There are some things in life that I enjoy more than others, a great mystery or conspiracy, the gory madness of zombies, and the music of The Beatles being chief among them. Author and musician Alan Goldsher must have known this because his book, Paul Is Undead: The British Zombie Invasion, manages to take all of my favourite things and put them together as he explores the life — and death — of The Beatles.
The book begins where the true-life story of The Beatles ends, the assassination of John Lennon by Mark David Chapman, although the outcome is entirely different. Attacking Lennon with a scythe, Chapman almost chops Lennon’s head off. He’s taken away to an undisclosed location, has his head reattached, and is reanimated for the 263rd time. Readers instantly understand that things will only get stranger from there.
The world that Alan Goldsher creates in Paul Is Undead is full of zombies, ninjas, vampires, ghosts, and beings that defy description. Told through interviews with friends, colleagues, and The Beatles themselves, Goldsher takes us from the early undead life of zombie John Lennon to the rise and fall of The Beatles, before ending as The Beatles decide to reunite by playing a gruesome show in a small Chicago bar. You may know the history of the greatest band in the world, but you’ve never heard it like this before.
Plenty of famous names find their way into the book as well, but not exactly like we may remember them. Mick Jagger is a zombie hunter, killing the undead by kissing them on the chest with his powerful lips. Roy Orbison is interviewed, but he won’t reveal the secret behind his magical glasses, which seem to keep him alive. Yoko Ono is also a ninja, constantly battling with Ringo Starr. Even the Devil and Jesus Christ give their take on Beatlemania. There are also interviews with people like Steven Spielberg, Dr. Timothy Leary, Queen Elizabeth II, Hunter S. Thompson, Rod Argent, and Brian Epstein. If you can think of someone who may be connected with The Beatles in any little way, they’re probably in here.
It wouldn’t be the story of The Beatles without covering some of the major events in the band’s history, again, nothing is really the same though. Their appearance on Ed Sullivan ends with The Beatles attempting to hypnotize the viewers. The iconic concert on the Apple rooftop becomes a battle as the band fights amongst themselves, throwing each other from the roof. Even their numerous shows at The Cavern Club are represented, but they almost always end in bloodshed. Don’t forget, zombies do get hungry.

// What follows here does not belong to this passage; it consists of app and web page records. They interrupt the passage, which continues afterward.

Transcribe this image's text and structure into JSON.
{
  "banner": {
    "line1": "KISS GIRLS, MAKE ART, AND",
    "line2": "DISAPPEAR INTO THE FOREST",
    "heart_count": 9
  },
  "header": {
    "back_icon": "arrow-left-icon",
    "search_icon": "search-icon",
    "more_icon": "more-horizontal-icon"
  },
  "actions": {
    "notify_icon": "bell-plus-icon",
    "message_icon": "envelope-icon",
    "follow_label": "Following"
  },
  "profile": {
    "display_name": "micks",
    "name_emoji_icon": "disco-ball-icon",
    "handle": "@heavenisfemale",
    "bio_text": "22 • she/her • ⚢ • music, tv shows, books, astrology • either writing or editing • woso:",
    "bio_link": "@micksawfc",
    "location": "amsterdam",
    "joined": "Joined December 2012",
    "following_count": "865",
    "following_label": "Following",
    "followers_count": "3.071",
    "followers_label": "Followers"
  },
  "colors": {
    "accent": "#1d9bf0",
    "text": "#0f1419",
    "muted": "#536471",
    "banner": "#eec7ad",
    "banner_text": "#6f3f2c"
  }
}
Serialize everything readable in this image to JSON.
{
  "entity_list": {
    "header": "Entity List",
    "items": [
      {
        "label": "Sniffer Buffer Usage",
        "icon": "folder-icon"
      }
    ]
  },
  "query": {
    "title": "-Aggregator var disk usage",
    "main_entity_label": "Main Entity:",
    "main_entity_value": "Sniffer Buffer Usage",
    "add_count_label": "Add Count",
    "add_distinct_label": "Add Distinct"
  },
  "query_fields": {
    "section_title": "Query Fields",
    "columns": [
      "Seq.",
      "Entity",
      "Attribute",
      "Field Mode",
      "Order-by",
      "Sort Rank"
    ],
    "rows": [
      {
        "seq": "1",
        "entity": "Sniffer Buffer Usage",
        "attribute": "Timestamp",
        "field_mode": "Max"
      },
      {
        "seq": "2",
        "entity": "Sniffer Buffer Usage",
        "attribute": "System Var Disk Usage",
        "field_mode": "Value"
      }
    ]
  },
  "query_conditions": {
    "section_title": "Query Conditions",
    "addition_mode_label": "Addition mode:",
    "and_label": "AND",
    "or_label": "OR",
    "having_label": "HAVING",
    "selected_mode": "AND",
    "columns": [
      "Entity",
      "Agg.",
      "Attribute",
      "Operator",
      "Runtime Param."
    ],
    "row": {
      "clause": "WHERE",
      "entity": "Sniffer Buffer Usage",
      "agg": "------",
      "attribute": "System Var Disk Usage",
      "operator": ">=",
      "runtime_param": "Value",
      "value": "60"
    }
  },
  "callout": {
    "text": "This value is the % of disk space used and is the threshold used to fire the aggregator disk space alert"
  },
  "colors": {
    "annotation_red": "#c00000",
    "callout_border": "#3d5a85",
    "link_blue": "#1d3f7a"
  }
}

The monthly Read This column usually covers a book that is either about film, or one that has been adapted to film, and Paul Is Undead doesn’t seem to fit that criteria. The connections are there though. Zombies have always been a staple of horror, creating a very popular sub-genre, so casting The Beatles as zombies makes for an easy connection. The Beatles also created a number of films including A Hard Day’s Night, and Magical Mystery Tour. Both those films are represented in the book, but in a very strange way. As zombies, The Beatles can’t be seen on film. To remedy this situation, the zombified members are wrapped in bandages. I’m pretty sure that will change my experience the next time I watch A Hard Day’s Night.
Alan Goldsher also has a few connections to the world of film as well. He’s ghostwritten the insanely violent and bloody book Midnight Movie with Tobe Hooper, director of horror classic The Texas Chainsaw Massacre, as well as working with Robert Englund on his biography Hollywood Monster. I would highly recommend both books for horror fans. Goldsher has also continued the story of The Beatles with Give Death A Chance: The British Zombie Invasion 2, as well as setting his sights on The Sound Of Music with his novel My Favorite Fangs: The Story Of The Von Trapp Family Vampires.
There may be some hope that Paul Is Undead will hit the big screen. Double Feature Films does own the rights to the book, but everything beyond an announcement in 2010 seems to have stalled. Not to worry though, fans of horror films are going to find plenty to enjoy even if it doesn’t make it to the screen. Goldsher creates scenes that are extremely bloody, as well as taking the idea of zombies and injecting it with a completely original spin.
Read This is a monthly column that brings film lovers the best in cinema literature, from books on the making of cinema itself, to books adapted to film.
Stay tuned for TFS’ featured topic this month. We’ll be exploring music in film, celebrating the upcoming North By Northeast Festival and introducing you to some of the people who make films that are truly music to your ears.